Societe Brewing Company | San Diego, CA
Brewing and packaging beer is all about cleanliness and sanitation in the brewery. We literally spend our working days cleaning—whether that be cleaning the brewhouse, sanitizing fermentors, prepping bright tanks, or sanitizing or sterilizing hoses, clamps, valves and kegs. Why should the attention to cleanliness stop once the brewing is finished?
A beer-clean glass is the only way to properly respect beer that is born from clean practices and processes. A clean glass ensures that the sight, aroma and taste of the beer is exactly what our brewers intended it to be. You don’t see a world-class chef allow their meals to be served on a dirty plate, so why should a brewer allow their beer to be served in a dirty glass?
Just like cleaning in the brewery, you need to take the time to clean glassware properly. Be sure to teach those folks who serve your beer how to properly wash glasses, either manually or with an automatic washing machine. Be sure to use the correct detergents and sanitizers. Once the glass is clean, be sure to handle clean glassware properly. And finally, make sure that you are periodically testing for beer-clean glassware.
Put Your Glassware to the Test
Whether you’re serving beer professionally or at home, it’s easy to check that your glasses are properly clean. Here are the three methods outlined in the Brewers Association Draught Beer Quality Manual (page 48):
Sheeting Test: Dip the glass in water. If the glass is clean, water evenly coats the glass when lifted out of the water. If the glass still has an invisible film, water will break up into droplets on the inside surface.
Salt Test: Salt sprinkled on the interior of a wet glass will adhere evenly to the clean surface, but will not adhere to the parts that still contain a greasy film. Poorly cleaned glasses show an uneven distribution of salt.
Lacing Test: Fill the glass with beer. If the glass is clean, foam will adhere to the inside of the glass in parallel rings after each sip, forming a lacing pattern. If not properly cleaned, foam will adhere in a random pattern, or may not adhere at all.
For more information on beer-clean glassware, visit DraughtQuality.org and download a copy of the Brewers Association Draught Beer Quality Manual.
AUTHOR: Julia Herz, Craft Beer Program Director for the Brewers Association, is a homebrewer, BJCP beer judge and Certified Cicerone®. Despite her extensive experience, she will always consider herself a beer beginner on an unending journey to learn more about craft beer.

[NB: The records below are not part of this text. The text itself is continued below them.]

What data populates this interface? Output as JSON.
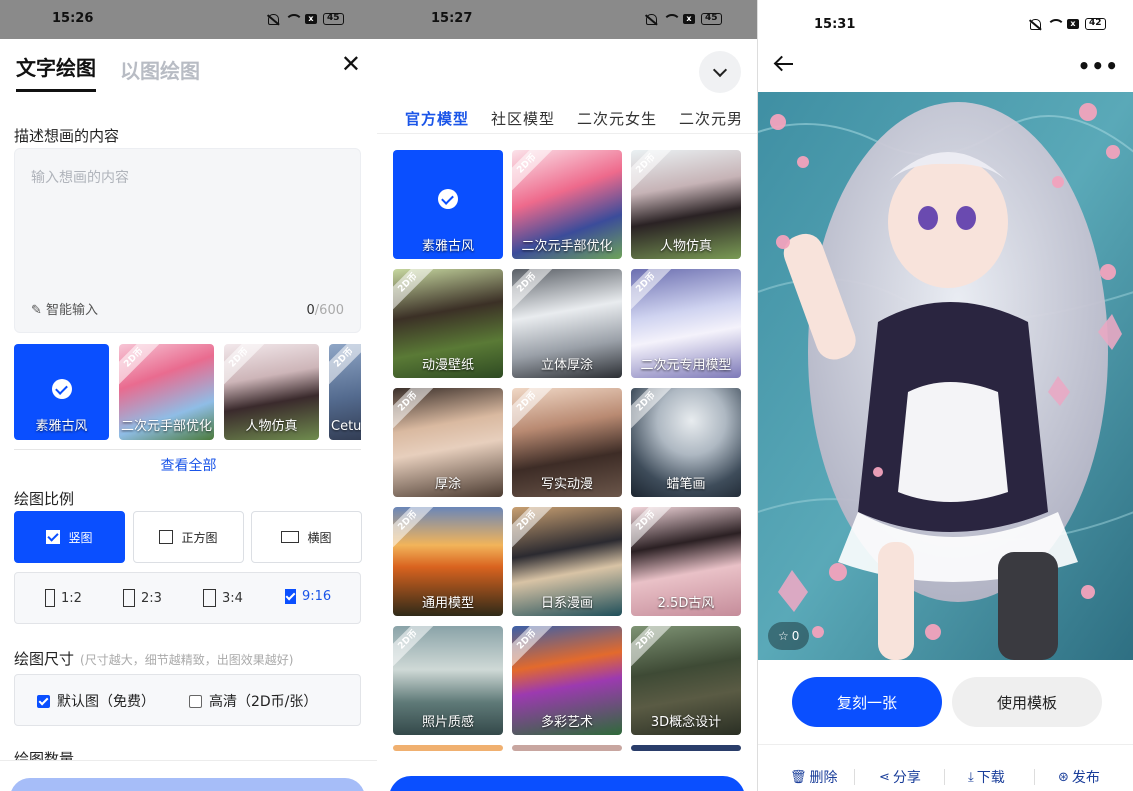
{
  "panel1": {
    "status": {
      "time": "15:26",
      "battery": "45"
    },
    "tabs": [
      "文字绘图",
      "以图绘图"
    ],
    "close_icon": "close-icon",
    "describe_label": "描述想画的内容",
    "input_placeholder": "输入想画的内容",
    "smart_input": "智能输入",
    "char_count": "0",
    "char_max": "/600",
    "models": [
      {
        "name": "素雅古风",
        "selected": true,
        "badge": ""
      },
      {
        "name": "二次元手部优化",
        "selected": false,
        "badge": "2D币"
      },
      {
        "name": "人物仿真",
        "selected": false,
        "badge": "2D币"
      },
      {
        "name": "Cetus",
        "selected": false,
        "badge": "2D币"
      }
    ],
    "view_all": "查看全部",
    "ratio_label": "绘图比例",
    "ratio_options": [
      {
        "label": "竖图",
        "selected": true
      },
      {
        "label": "正方图",
        "selected": false
      },
      {
        "label": "横图",
        "selected": false
      }
    ],
    "sub_ratios": [
      {
        "label": "1:2",
        "selected": false
      },
      {
        "label": "2:3",
        "selected": false
      },
      {
        "label": "3:4",
        "selected": false
      },
      {
        "label": "9:16",
        "selected": true
      }
    ],
    "size_label": "绘图尺寸",
    "size_hint": "(尺寸越大，细节越精致，出图效果越好)",
    "size_options": [
      {
        "label": "默认图（免费）",
        "selected": true
      },
      {
        "label": "高清（2D币/张）",
        "selected": false
      }
    ],
    "count_label": "绘图数量"
  },
  "panel2": {
    "status": {
      "time": "15:27",
      "battery": "45"
    },
    "category_tabs": [
      "官方模型",
      "社区模型",
      "二次元女生",
      "二次元男"
    ],
    "active_tab": "官方模型",
    "models": [
      {
        "name": "素雅古风",
        "badge": "",
        "selected": true
      },
      {
        "name": "二次元手部优化",
        "badge": "2D币",
        "selected": false
      },
      {
        "name": "人物仿真",
        "badge": "2D币",
        "selected": false
      },
      {
        "name": "动漫壁纸",
        "badge": "2D币",
        "selected": false
      },
      {
        "name": "立体厚涂",
        "badge": "2D币",
        "selected": false
      },
      {
        "name": "二次元专用模型",
        "badge": "2D币",
        "selected": false
      },
      {
        "name": "厚涂",
        "badge": "2D币",
        "selected": false
      },
      {
        "name": "写实动漫",
        "badge": "2D币",
        "selected": false
      },
      {
        "name": "蜡笔画",
        "badge": "2D币",
        "selected": false
      },
      {
        "name": "通用模型",
        "badge": "2D币",
        "selected": false
      },
      {
        "name": "日系漫画",
        "badge": "2D币",
        "selected": false
      },
      {
        "name": "2.5D古风",
        "badge": "2D币",
        "selected": false
      },
      {
        "name": "照片质感",
        "badge": "2D币",
        "selected": false
      },
      {
        "name": "多彩艺术",
        "badge": "2D币",
        "selected": false
      },
      {
        "name": "3D概念设计",
        "badge": "2D币",
        "selected": false
      }
    ]
  },
  "panel3": {
    "status": {
      "time": "15:31",
      "battery": "42"
    },
    "likes": "0",
    "primary_button": "复刻一张",
    "secondary_button": "使用模板",
    "actions": [
      {
        "label": "删除",
        "icon": "trash-icon"
      },
      {
        "label": "分享",
        "icon": "share-icon"
      },
      {
        "label": "下载",
        "icon": "download-icon"
      },
      {
        "label": "发布",
        "icon": "publish-icon"
      }
    ]
  },
  "colors": {
    "accent": "#0a4fff",
    "link": "#1a55e8",
    "muted": "#b8bcc4"
  }
}
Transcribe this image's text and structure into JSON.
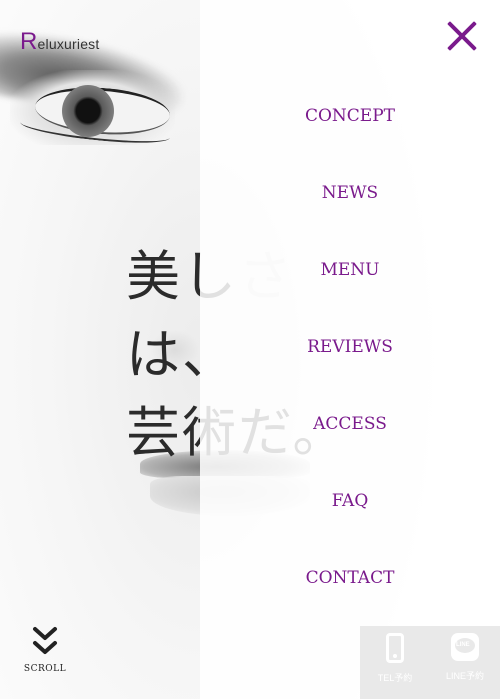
{
  "brand": {
    "initial": "R",
    "rest": "eluxuriest"
  },
  "headline": {
    "line1": "美し",
    "line1_faded": "さ",
    "line2": "は、",
    "line3": "芸術だ。"
  },
  "nav": {
    "items": [
      {
        "label": "CONCEPT"
      },
      {
        "label": "NEWS"
      },
      {
        "label": "MENU"
      },
      {
        "label": "REVIEWS"
      },
      {
        "label": "ACCESS"
      },
      {
        "label": "FAQ"
      },
      {
        "label": "CONTACT"
      }
    ]
  },
  "close": {
    "icon": "close-icon"
  },
  "scroll": {
    "label": "SCROLL",
    "icon": "double-chevron-down-icon"
  },
  "reserve": {
    "tel": {
      "label": "TEL予約",
      "icon": "phone-icon"
    },
    "line": {
      "label": "LINE予約",
      "icon": "line-icon"
    }
  },
  "colors": {
    "accent": "#7a1a8c",
    "bar": "#e9e9e9",
    "text": "#2b2b2b"
  }
}
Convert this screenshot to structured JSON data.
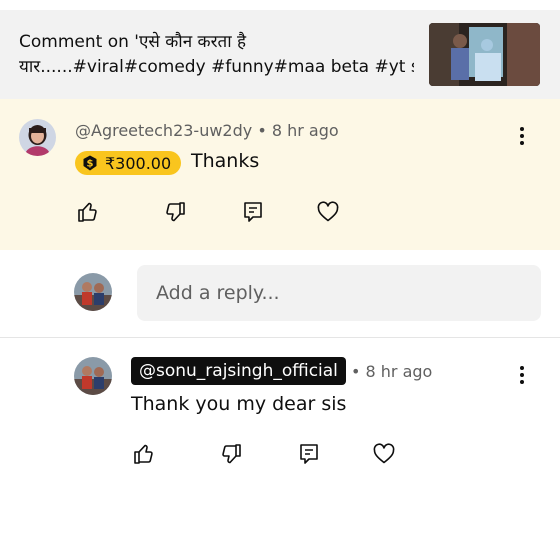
{
  "header": {
    "title_line1": "Comment on 'एसे कौन करता है",
    "title_line2": "यार......#viral#comedy #funny#maa beta #yt sh..."
  },
  "comment": {
    "author": "@Agreetech23-uw2dy",
    "time": "• 8 hr ago",
    "super_thanks_amount": "₹300.00",
    "text": "Thanks"
  },
  "reply_input": {
    "placeholder": "Add a reply..."
  },
  "reply": {
    "author": "@sonu_rajsingh_official",
    "time": "• 8 hr ago",
    "text": "Thank you my dear sis"
  },
  "icons": {
    "like": "thumb-up-icon",
    "dislike": "thumb-down-icon",
    "reply": "reply-icon",
    "heart": "heart-icon",
    "more": "more-vert-icon",
    "super_thanks": "super-thanks-icon"
  },
  "colors": {
    "highlight_bg": "#fdf8e6",
    "super_thanks_chip": "#f9c51e",
    "header_bg": "#f2f2f2"
  }
}
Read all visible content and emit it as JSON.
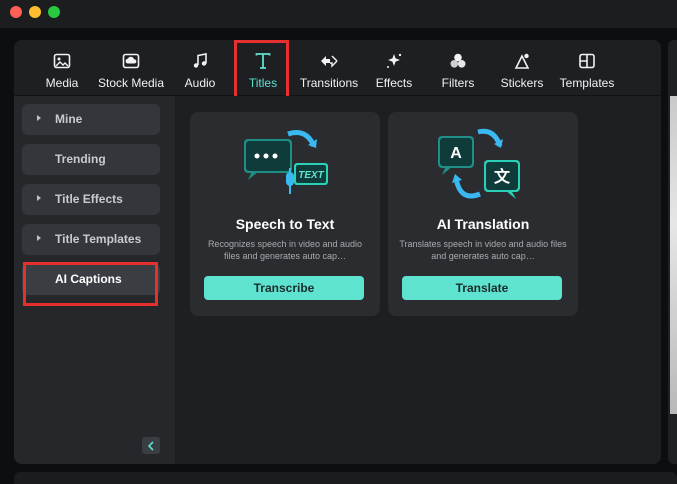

Julia has also penned a companion article on the five deadly sins of craft beer service.